Maintaining a standard water level in your tank during the project is important. If the water level is rapidly decreasing, a major problem could be evident in your tank. Check for any leaks in the tank and make sure it does not go so low that the crayfish have little or no water above their heads. A greater amount of water is a good buffer against wastes overwhelming the system as there is more water for the substance to be spread out in. However too much water does not leave any room for trapping oxygen that can be incorperated into the water and if the water level is too high a crayfish might escape.
The change in alkalinity is more gradual and therefore only needs to be checked 2-3 days a week. Alkalinity is the systems ability to resist changes in pH which would disrupt the system, so a high alkalinity concentration is desired.
Record the milliliters of sulfuric acid required - each milliliter of sulfuric acid is equal to 10 mg/L CaCO3 in the sample water
Water that has become thick with sediment is turbid. In the tank this is caused by the excretion of waste and the growth of microbes in the water. It increases slowly, but can cause blockage of light in the tank, causing plants to die, taking away a food and an oxygen source for the crayfish. Turbidity also indicates other problems in the water such as high concentrations of organic matter that consume oxygen..
A spectrophotometer can be used to perform this test.
Testing the mass of the crayfish gives you many insights into the amount of food and oxygen they need/have. Other factors like molting, fighting(loss of limbs), growth and reproduction also contribute to the biomass of the crayfish.

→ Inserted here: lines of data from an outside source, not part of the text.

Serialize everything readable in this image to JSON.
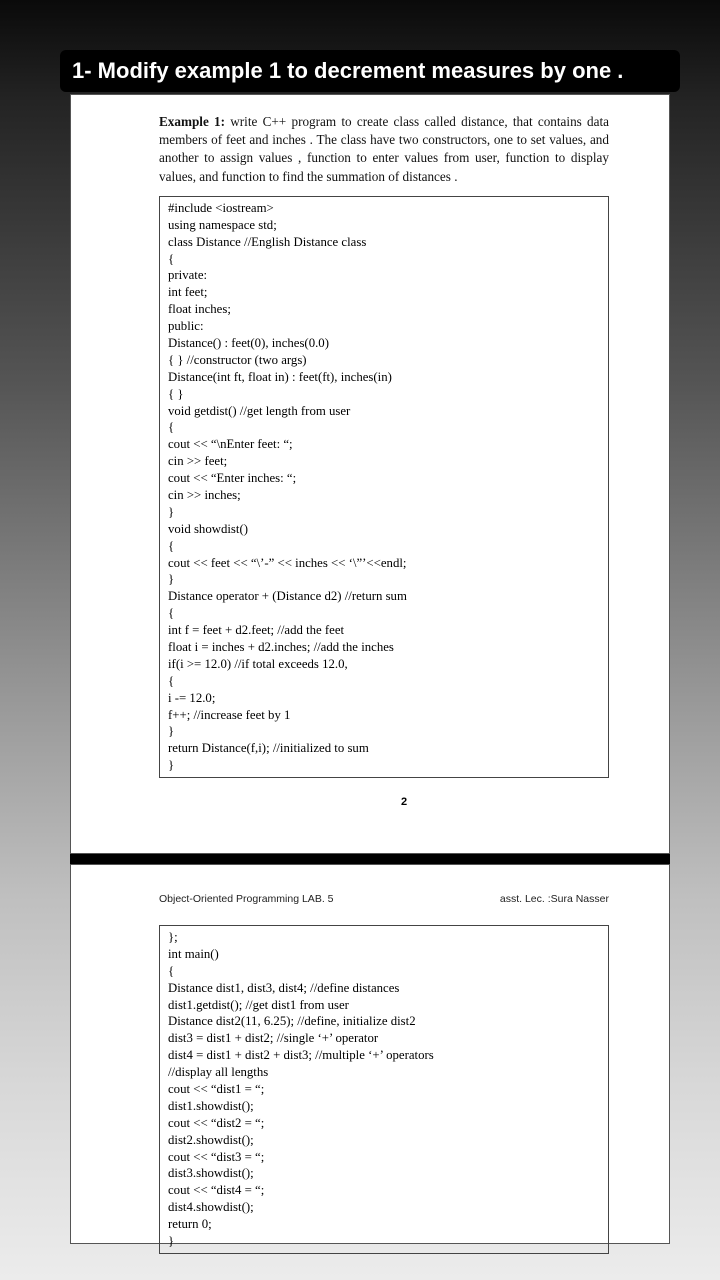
{
  "title": "1- Modify example 1 to decrement measures by one .",
  "prompt_bold": "Example 1:",
  "prompt_text": " write C++ program to create class called distance, that contains data members of feet and inches . The class have two constructors, one to set values, and another to assign values , function to enter values from user, function to display values, and function to find the summation of distances .",
  "code1": "#include <iostream>\nusing namespace std;\nclass Distance //English Distance class\n{\nprivate:\nint feet;\nfloat inches;\npublic:\nDistance() : feet(0), inches(0.0)\n{ } //constructor (two args)\nDistance(int ft, float in) : feet(ft), inches(in)\n{ }\nvoid getdist() //get length from user\n{\ncout << “\\nEnter feet: “;\ncin >> feet;\ncout << “Enter inches: “;\ncin >> inches;\n}\nvoid showdist()\n{\ncout << feet << “\\’-” << inches << ‘\\”’<<endl;\n}\nDistance operator + (Distance d2) //return sum\n{\nint f = feet + d2.feet; //add the feet\nfloat i = inches + d2.inches; //add the inches\nif(i >= 12.0) //if total exceeds 12.0,\n{\ni -= 12.0;\nf++; //increase feet by 1\n}\nreturn Distance(f,i); //initialized to sum\n}",
  "page_number": "2",
  "header_left": "Object-Oriented Programming LAB. 5",
  "header_right": "asst. Lec. :Sura Nasser",
  "code2": "};\nint main()\n{\nDistance dist1, dist3, dist4; //define distances\ndist1.getdist(); //get dist1 from user\nDistance dist2(11, 6.25); //define, initialize dist2\ndist3 = dist1 + dist2; //single ‘+’ operator\ndist4 = dist1 + dist2 + dist3; //multiple ‘+’ operators\n//display all lengths\ncout << “dist1 = “;\ndist1.showdist();\ncout << “dist2 = “;\ndist2.showdist();\ncout << “dist3 = “;\ndist3.showdist();\ncout << “dist4 = “;\ndist4.showdist();\nreturn 0;\n}"
}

Lots of plants are needed to sustain the eating and breathing of the crayfish. If the biomass is decreasing, the crayfish are eating the plants faster then they can grow. To correct this problem at the sealing period, add more plants.
As with any design, certain unexpected problems may occur that warrant necessary emergency action. If one or more of the following events occur, any member of the group has the right to break the seal on the tank and rectify the situation:
If any other unexpected situation presents itself, the group will discuss the options available to address the problem. Run tests on the tank to try and pinpoint the problem.
While fixing the tank be sure to place your crayfish in a safe place and feed them food pellets until they are ready to be returned to the system.